There were also fashion schools operated by the Capacios and the Barredos. The first private high school established by Mr. Nazareno, which is still existing up to now is the Nazareth High School. The first Municipal Mayor was the late Ramon delos Cientos who later became a governor and just before I left for Manila, Dr. Elvira Villamin took over.

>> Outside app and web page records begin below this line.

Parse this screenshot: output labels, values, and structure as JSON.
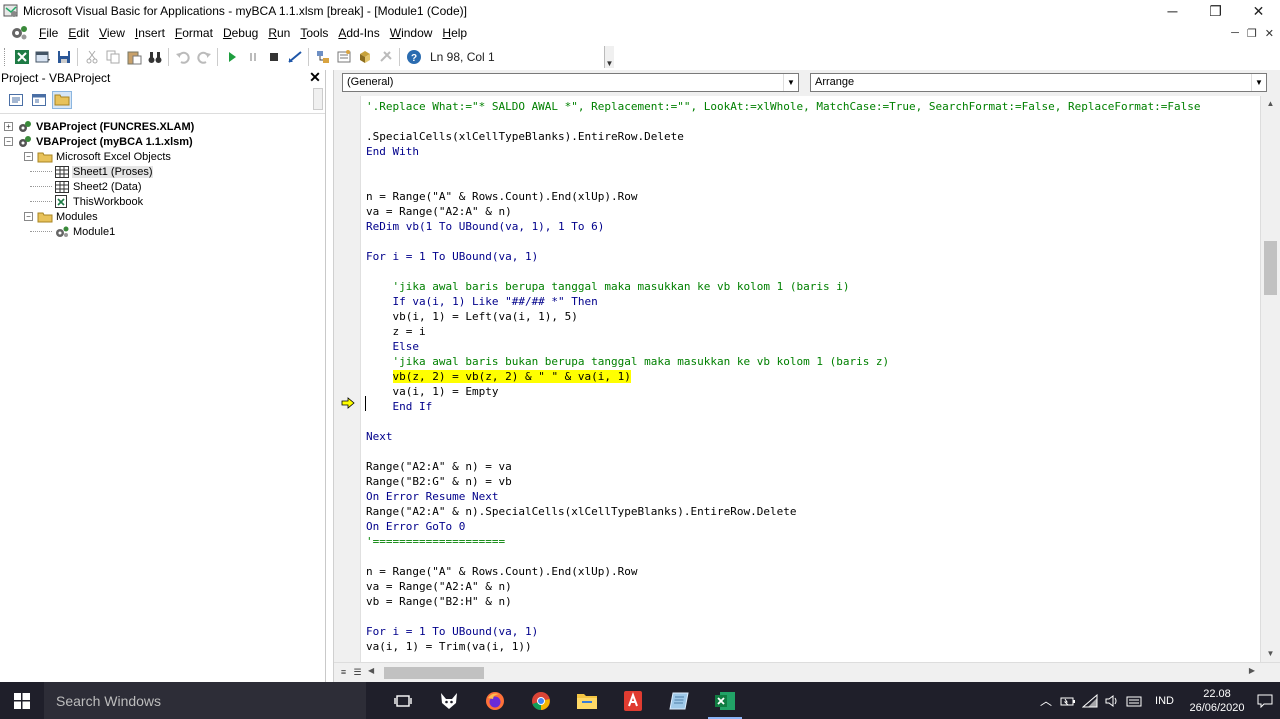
{
  "window": {
    "title": "Microsoft Visual Basic for Applications - myBCA 1.1.xlsm [break] - [Module1 (Code)]",
    "minimize": "─",
    "restore": "❐",
    "close": "✕"
  },
  "menu": {
    "items": [
      {
        "u": "F",
        "rest": "ile"
      },
      {
        "u": "E",
        "rest": "dit"
      },
      {
        "u": "V",
        "rest": "iew"
      },
      {
        "u": "I",
        "rest": "nsert"
      },
      {
        "u": "F",
        "rest": "ormat",
        "pre": ""
      },
      {
        "u": "D",
        "rest": "ebug"
      },
      {
        "u": "R",
        "rest": "un"
      },
      {
        "u": "T",
        "rest": "ools"
      },
      {
        "u": "A",
        "rest": "dd-Ins"
      },
      {
        "u": "W",
        "rest": "indow"
      },
      {
        "u": "H",
        "rest": "elp"
      }
    ],
    "mdi_minimize": "─",
    "mdi_restore": "❐",
    "mdi_close": "✕"
  },
  "toolbar": {
    "cursor_position": "Ln 98, Col 1"
  },
  "project_pane": {
    "title": "Project - VBAProject",
    "close": "✕",
    "tree": [
      {
        "label": "VBAProject (FUNCRES.XLAM)",
        "bold": true,
        "expander": "+",
        "level": 0,
        "icon": "vbaproject-icon"
      },
      {
        "label": "VBAProject (myBCA 1.1.xlsm)",
        "bold": true,
        "expander": "−",
        "level": 0,
        "icon": "vbaproject-icon"
      },
      {
        "label": "Microsoft Excel Objects",
        "bold": false,
        "expander": "−",
        "level": 1,
        "icon": "folder-icon"
      },
      {
        "label": "Sheet1 (Proses)",
        "bold": false,
        "expander": "",
        "level": 2,
        "icon": "worksheet-icon",
        "selected": true
      },
      {
        "label": "Sheet2 (Data)",
        "bold": false,
        "expander": "",
        "level": 2,
        "icon": "worksheet-icon"
      },
      {
        "label": "ThisWorkbook",
        "bold": false,
        "expander": "",
        "level": 2,
        "icon": "workbook-icon"
      },
      {
        "label": "Modules",
        "bold": false,
        "expander": "−",
        "level": 1,
        "icon": "folder-icon"
      },
      {
        "label": "Module1",
        "bold": false,
        "expander": "",
        "level": 2,
        "icon": "module-icon"
      }
    ]
  },
  "code_window": {
    "object_combo": "(General)",
    "procedure_combo": "Arrange",
    "lines": [
      {
        "text": "'.Replace What:=\"* SALDO AWAL *\", Replacement:=\"\", LookAt:=xlWhole, MatchCase:=True, SearchFormat:=False, ReplaceFormat:=False",
        "style": "cm"
      },
      {
        "text": "",
        "style": ""
      },
      {
        "text": ".SpecialCells(xlCellTypeBlanks).EntireRow.Delete",
        "style": ""
      },
      {
        "text": "End With",
        "style": "kw"
      },
      {
        "text": "",
        "style": ""
      },
      {
        "text": "",
        "style": ""
      },
      {
        "text": "n = Range(\"A\" & Rows.Count).End(xlUp).Row",
        "style": ""
      },
      {
        "text": "va = Range(\"A2:A\" & n)",
        "style": ""
      },
      {
        "text": "ReDim vb(1 To UBound(va, 1), 1 To 6)",
        "style": "kw"
      },
      {
        "text": "",
        "style": ""
      },
      {
        "text": "For i = 1 To UBound(va, 1)",
        "style": "kw"
      },
      {
        "text": "",
        "style": ""
      },
      {
        "text": "    'jika awal baris berupa tanggal maka masukkan ke vb kolom 1 (baris i)",
        "style": "cm"
      },
      {
        "text": "    If va(i, 1) Like \"##/## *\" Then",
        "style": "kw"
      },
      {
        "text": "    vb(i, 1) = Left(va(i, 1), 5)",
        "style": ""
      },
      {
        "text": "    z = i",
        "style": ""
      },
      {
        "text": "    Else",
        "style": "kw"
      },
      {
        "text": "    'jika awal baris bukan berupa tanggal maka masukkan ke vb kolom 1 (baris z)",
        "style": "cm"
      },
      {
        "text": "vb(z, 2) = vb(z, 2) & \" \" & va(i, 1)",
        "style": "",
        "indent": "    ",
        "highlight": true
      },
      {
        "text": "    va(i, 1) = Empty",
        "style": ""
      },
      {
        "text": "    End If",
        "style": "kw"
      },
      {
        "text": "",
        "style": ""
      },
      {
        "text": "Next",
        "style": "kw"
      },
      {
        "text": "",
        "style": ""
      },
      {
        "text": "Range(\"A2:A\" & n) = va",
        "style": ""
      },
      {
        "text": "Range(\"B2:G\" & n) = vb",
        "style": ""
      },
      {
        "text": "On Error Resume Next",
        "style": "kw"
      },
      {
        "text": "Range(\"A2:A\" & n).SpecialCells(xlCellTypeBlanks).EntireRow.Delete",
        "style": ""
      },
      {
        "text": "On Error GoTo 0",
        "style": "kw"
      },
      {
        "text": "'====================",
        "style": "cm"
      },
      {
        "text": "",
        "style": ""
      },
      {
        "text": "n = Range(\"A\" & Rows.Count).End(xlUp).Row",
        "style": ""
      },
      {
        "text": "va = Range(\"A2:A\" & n)",
        "style": ""
      },
      {
        "text": "vb = Range(\"B2:H\" & n)",
        "style": ""
      },
      {
        "text": "",
        "style": ""
      },
      {
        "text": "For i = 1 To UBound(va, 1)",
        "style": "kw"
      },
      {
        "text": "va(i, 1) = Trim(va(i, 1))",
        "style": ""
      }
    ]
  },
  "taskbar": {
    "search_placeholder": "Search Windows",
    "language": "IND",
    "time": "22.08",
    "date": "26/06/2020"
  },
  "colors": {
    "keyword": "#00008b",
    "comment": "#008000",
    "execution_highlight": "#ffff00",
    "taskbar": "#1f1f2a"
  }
}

We should not leave out Miral's aborigines, the Bagobos. The first Bagobo teacher who already passed away is Mr. Andagos Ayo, who was assigned in Linawan when I was still in Dalawinon. Durcas Loma of Anonang who is the niece of the late Mr. Ayo is now Head Teacher of San Jose High School in Carmona, Cavite. She finished her secondary education in Nazareth High School. I talked to her about ABW and of course she is excited to be a member. I also requested her to write about her ancestors, their habits, customs and rituals. Her daughter Rapunzel is presently head of one of the departments of the main office of the Development Bank of the Philippines in Makati. Any one who knows Durcas? My late elder brother Engr. Juanito Metilla was the one who constructed the first Bansalan Elem. School and the first Boy Scout Headquarters.
I remembered my father was the first to be awarded Coffee Grower of the Year under the auspices of the Municipal Government during the administration of the late Mayor Ramon de los Cientos. However, I am not sure if there is still a record in their books of events. In 1950 to 1951, I was hired as an emergency teacher assigned first in Cayapunga and later transferred to Mabila, Sarangani Island. In 1952, after I finished ETC I was again hired as a temporary until I passed the Civil Service Exam to establish Dalawinon Primary School.

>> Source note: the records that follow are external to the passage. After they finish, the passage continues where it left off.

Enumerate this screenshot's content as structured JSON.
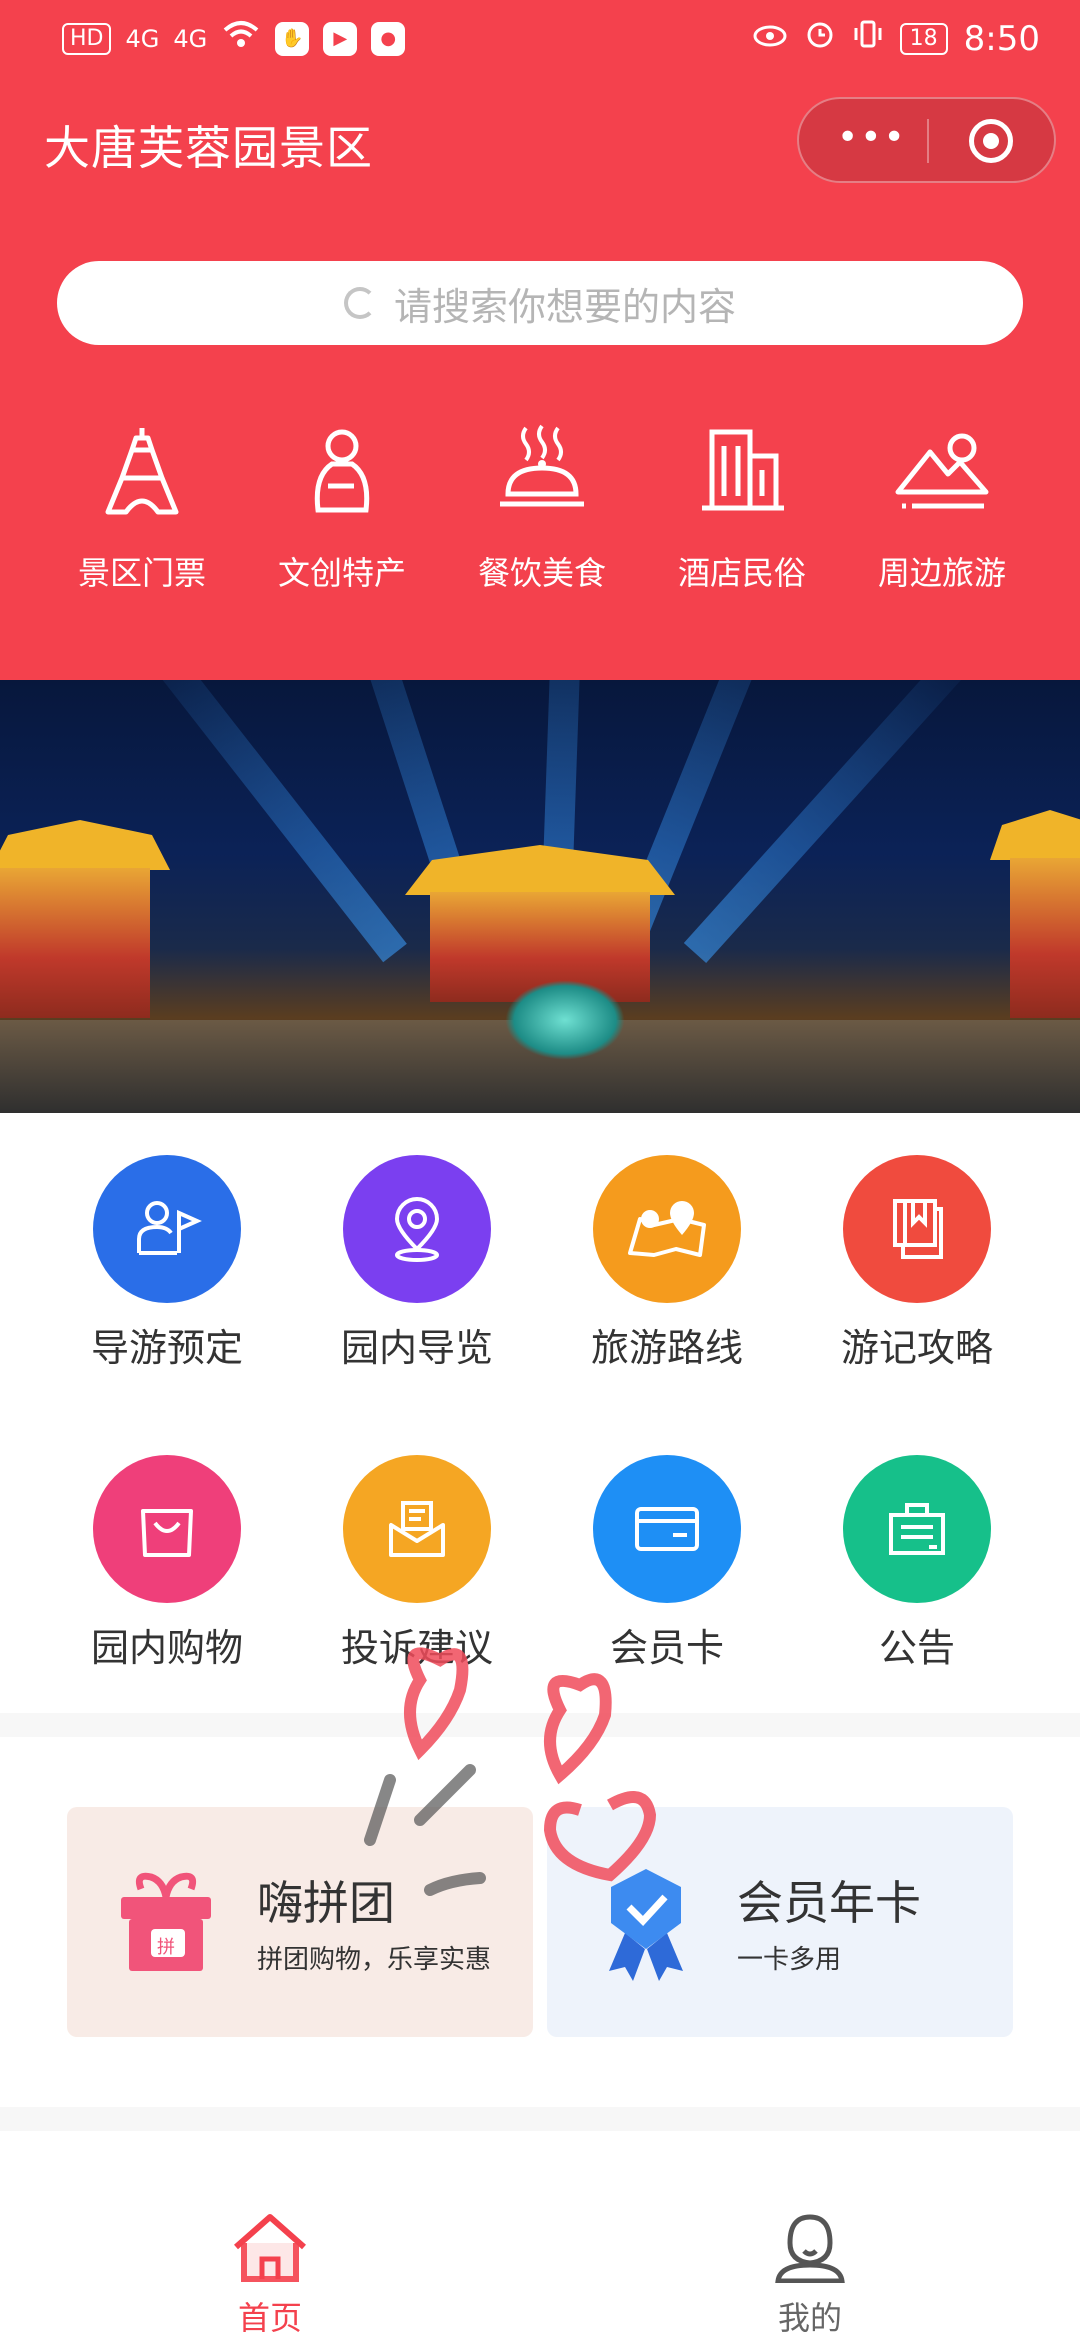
{
  "status_bar": {
    "network_badge": "HD",
    "signal_1": "4G",
    "signal_2": "4G",
    "battery": "18",
    "time": "8:50"
  },
  "header": {
    "title": "大唐芙蓉园景区",
    "search_placeholder": "请搜索你想要的内容",
    "menu_dots": "•••",
    "categories": [
      {
        "label": "景区门票",
        "icon": "eiffel-tower-icon"
      },
      {
        "label": "文创特产",
        "icon": "figure-icon"
      },
      {
        "label": "餐饮美食",
        "icon": "food-cloche-icon"
      },
      {
        "label": "酒店民俗",
        "icon": "hotel-building-icon"
      },
      {
        "label": "周边旅游",
        "icon": "mountain-icon"
      }
    ],
    "bg_color": "#f4414d"
  },
  "grid": {
    "items": [
      {
        "label": "导游预定",
        "icon": "guide-flag-icon",
        "color": "#2a6ee8"
      },
      {
        "label": "园内导览",
        "icon": "location-pin-icon",
        "color": "#7b3ff0"
      },
      {
        "label": "旅游路线",
        "icon": "map-route-icon",
        "color": "#f59b1d"
      },
      {
        "label": "游记攻略",
        "icon": "book-icon",
        "color": "#f04b3e"
      },
      {
        "label": "园内购物",
        "icon": "shopping-bag-icon",
        "color": "#ef3f7a"
      },
      {
        "label": "投诉建议",
        "icon": "mail-icon",
        "color": "#f5a623"
      },
      {
        "label": "会员卡",
        "icon": "card-icon",
        "color": "#1e8ff5"
      },
      {
        "label": "公告",
        "icon": "notice-board-icon",
        "color": "#16c08a"
      }
    ]
  },
  "promo": {
    "group": {
      "title": "嗨拼团",
      "subtitle": "拼团购物，乐享实惠",
      "badge": "拼"
    },
    "member": {
      "title": "会员年卡",
      "subtitle": "一卡多用"
    }
  },
  "tabbar": {
    "home": "首页",
    "mine": "我的",
    "active_color": "#f4414d"
  }
}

When I was sent to Dalawinon, there was no school but just a list of potential Grade 1 pupils. I held the class temporarily in a small chapel. Challenged, I was able to acquire a two-hectare school site donated by Mr. Canas, Mr. Opimo and Mr. Jose. With the help of the Municipal government, I was able to put up a semi-permanent 2-room building, followed my pupils up to Grade IV. In Grade V, they enrolled in Bansalan Elem. School, took up the entrance exam and fortunately most of them were assigned in Section 1 with a few in Section II. I learned that what I started is now complete Dalawinon Elementary School.

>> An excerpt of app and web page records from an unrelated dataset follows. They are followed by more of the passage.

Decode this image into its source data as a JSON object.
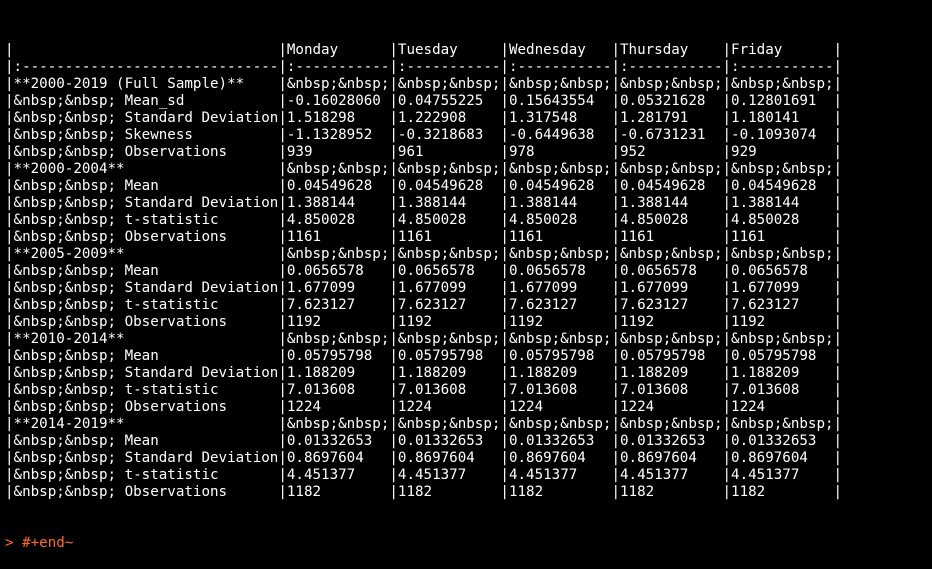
{
  "terminal": {
    "lines": [
      "|                               |Monday      |Tuesday     |Wednesday   |Thursday    |Friday      |",
      "|:------------------------------|:-----------|:-----------|:-----------|:-----------|:-----------|",
      "|**2000-2019 (Full Sample)**    |&nbsp;&nbsp;|&nbsp;&nbsp;|&nbsp;&nbsp;|&nbsp;&nbsp;|&nbsp;&nbsp;|",
      "|&nbsp;&nbsp; Mean_sd           |-0.16028060 |0.04755225  |0.15643554  |0.05321628  |0.12801691  |",
      "|&nbsp;&nbsp; Standard Deviation|1.518298    |1.222908    |1.317548    |1.281791    |1.180141    |",
      "|&nbsp;&nbsp; Skewness          |-1.1328952  |-0.3218683  |-0.6449638  |-0.6731231  |-0.1093074  |",
      "|&nbsp;&nbsp; Observations      |939         |961         |978         |952         |929         |",
      "|**2000-2004**                  |&nbsp;&nbsp;|&nbsp;&nbsp;|&nbsp;&nbsp;|&nbsp;&nbsp;|&nbsp;&nbsp;|",
      "|&nbsp;&nbsp; Mean              |0.04549628  |0.04549628  |0.04549628  |0.04549628  |0.04549628  |",
      "|&nbsp;&nbsp; Standard Deviation|1.388144    |1.388144    |1.388144    |1.388144    |1.388144    |",
      "|&nbsp;&nbsp; t-statistic       |4.850028    |4.850028    |4.850028    |4.850028    |4.850028    |",
      "|&nbsp;&nbsp; Observations      |1161        |1161        |1161        |1161        |1161        |",
      "|**2005-2009**                  |&nbsp;&nbsp;|&nbsp;&nbsp;|&nbsp;&nbsp;|&nbsp;&nbsp;|&nbsp;&nbsp;|",
      "|&nbsp;&nbsp; Mean              |0.0656578   |0.0656578   |0.0656578   |0.0656578   |0.0656578   |",
      "|&nbsp;&nbsp; Standard Deviation|1.677099    |1.677099    |1.677099    |1.677099    |1.677099    |",
      "|&nbsp;&nbsp; t-statistic       |7.623127    |7.623127    |7.623127    |7.623127    |7.623127    |",
      "|&nbsp;&nbsp; Observations      |1192        |1192        |1192        |1192        |1192        |",
      "|**2010-2014**                  |&nbsp;&nbsp;|&nbsp;&nbsp;|&nbsp;&nbsp;|&nbsp;&nbsp;|&nbsp;&nbsp;|",
      "|&nbsp;&nbsp; Mean              |0.05795798  |0.05795798  |0.05795798  |0.05795798  |0.05795798  |",
      "|&nbsp;&nbsp; Standard Deviation|1.188209    |1.188209    |1.188209    |1.188209    |1.188209    |",
      "|&nbsp;&nbsp; t-statistic       |7.013608    |7.013608    |7.013608    |7.013608    |7.013608    |",
      "|&nbsp;&nbsp; Observations      |1224        |1224        |1224        |1224        |1224        |",
      "|**2014-2019**                  |&nbsp;&nbsp;|&nbsp;&nbsp;|&nbsp;&nbsp;|&nbsp;&nbsp;|&nbsp;&nbsp;|",
      "|&nbsp;&nbsp; Mean              |0.01332653  |0.01332653  |0.01332653  |0.01332653  |0.01332653  |",
      "|&nbsp;&nbsp; Standard Deviation|0.8697604   |0.8697604   |0.8697604   |0.8697604   |0.8697604   |",
      "|&nbsp;&nbsp; t-statistic       |4.451377    |4.451377    |4.451377    |4.451377    |4.451377    |",
      "|&nbsp;&nbsp; Observations      |1182        |1182        |1182        |1182        |1182        |"
    ],
    "prompt": "> #+end~",
    "prompt_color": "#ff6a2a",
    "text_color": "#ffffff",
    "background_color": "#000000"
  }
}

Through the initiative of Mr. Joseph Guinita who was the Municipal Secretary at that time in 1999 during the 47th Araw ng Bansalan, I was one of the awardees as Most Outstanding Bansaleno for achievements in the fields of horticulture and allied plant arts together with Jay Sonza for Radio and Television, Jojo Adlawan for Music as one of the artists in Miss Saigon, Henrylito Tacio for Print Media as international science writer for the Reader's Digest and other publications, Mr. Batal for developing the Bansalan Dam and water supply and Mr. Arches for Business and Industry.
Now, I'm glad that most Bansaleno ex-pats are now professionals and earning in dollars and Euro but most of all their hearts are still in Bansalan. I want to praise these “high tech” young ones who organized the ABW (Association of Bansalenos Worldwide) through the internet. I understand, Edwin Bibera with some of his friends and associates started the idea with a purpose of developing Bansalan as a high tech town in general. Kudos also to Leila Noel-Rispens who is very much involved upgrading the lifestyle and literacy of people not only in Bansalan but even in developing countries. My question now is: Where are the tarsiers, the kalaws and most especially the kagwangs? Can we still revive them? Where is now the exotic land of promise that was once Miral? The answer is in our hands, heart and soul.